It’s rare that a horror film can show me something I’ve never seen before, but by the time The Witch’s titular character grinds an infant into bloody broomstick fuel, I was already certain that Robert Eggers’ haunting debut feature was going to bombard me with imagery even my imagination’s darkest impulses couldn’t conjure. Thankfully, The Witch has much more to offer than nightmare fuel – which is plentiful. It’s also a morbid take on the coming-of-age genre, a cannily detailed character piece, and, above all else, a tremendous declaration of voice for one of horror cinema’s most promising new directors.
Set in New England decades before the Salem witch trials, The Witch follows a family that’s exiled from their compound into the wilderness beyond. Patriarch William (Ralph Ineson) leads them to a small patch of land, but their attempts to settle there are derailed when something in the woods snatches the family infant away while oldest sister Thomasin (Anya Taylor-Joy) is playing with him. With Thomasin facing the scorn of her mother (Kate Dickie) for losing her infant brother, the family begins to self-destruct in ways both wholly natural and chillingly supernatural.
Despite its horror trappings, The Witch works best as a macabre coming-of-age story, following Thomasin as the loss of her brother and her disillusionment with her stubborn, scornful parents send her reeling into adulthood. The film boasts an intelligent subtext, injecting a horrific edge into the tale of Thomasin’s burgeoning maturity and condemning the religious fanaticism that causes her family’s exile. Wisely, The Witch never overlooks that her parents’ religious fervor and condemnation of things they don’t understand do more to push Thomasin into darkness than the film’s titular villain ever could.
Much of The Witch’s thematic and narrative ambition rests squarely on the shoulders of Anya Taylor-Joy, who is fantastic in her first major role, navigating tricky and potentially silly territory with the perfect blend of fear, maternal instinct towards her younger siblings, and even the occasional note of menace. Thomasin is just a normal, frustrated teen girl stuck in a horrific circumstance, and Taylor-Joy charts a very irregular character arc without missing a beat.
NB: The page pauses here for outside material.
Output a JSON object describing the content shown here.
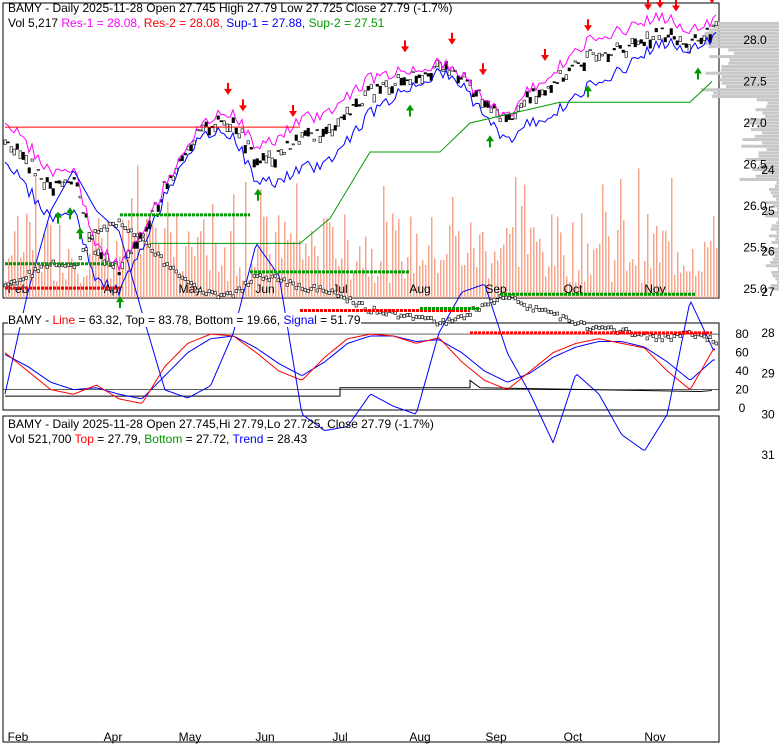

The world Thomasin inhabits is perfectly etched by Eggers, who does everything he can to immerse the audience in the early 1600s, taking most of his dense but fascinating dialogue from first-hand sources and weaving plenty of authentic details into the slowly mounting tension of his script. He also excellently directs the film’s small ensemble, especially Ralph Ineson, gruff and grudgingly paternal as the fiery, hypocritical William, and Kate Dickie, whose internal battle between spite and affection for her children is wonderfully charted. Special note must also go to Harvey Scrimshaw, who plays Thomasin’s brother Caleb, and is spectacularly committed to one of the film’s most grueling scenes, delivering passionate religious conviction and chilling terror in equal measure.
Really, all of the period details and great performances that Eggers packs into The Witch are in service of the slow dawning horror of the film’s story. Eggers mines old wives’ tales and primal night terrors alike, slowly accumulating a series of things not quite right around the family farm, starting with dead corn and escalating into things much more haunting. The Witch’s progression is a subtle one, and by the time things get downright terrifying, the film has wiggled its way under your skin and settled in your spine for the unnerving conclusion. Eggers displays a strong eye for both underplayed creepy moments and pure, blistering horror, and the film’s bracing final moments are a disturbing powerhouse of a payoff. However, the film’s greatest and most unsettling creation is Black Phillip, the sinister goat who could be the source of the family’s troubles and an early contender for villain of the year.
In every detail, from the effective performances to the deeply unsettling score, Robert Eggers displays an absolute control of form and tone. The Witch is a promising start for this intriguing new director, a massively effective horror film with an incredible degree of difficulty that succeeds for its unabashed commitment to its setting and world. Eggers’ effortless command of every aspect of The Witch sets it apart, but the film’s true power emerges in the weeks and months after seeing it, as just the memories of unnerving moments like a crow’s deadly feast or a gravelly whispered question are enough make this viewer have a full-body shudder.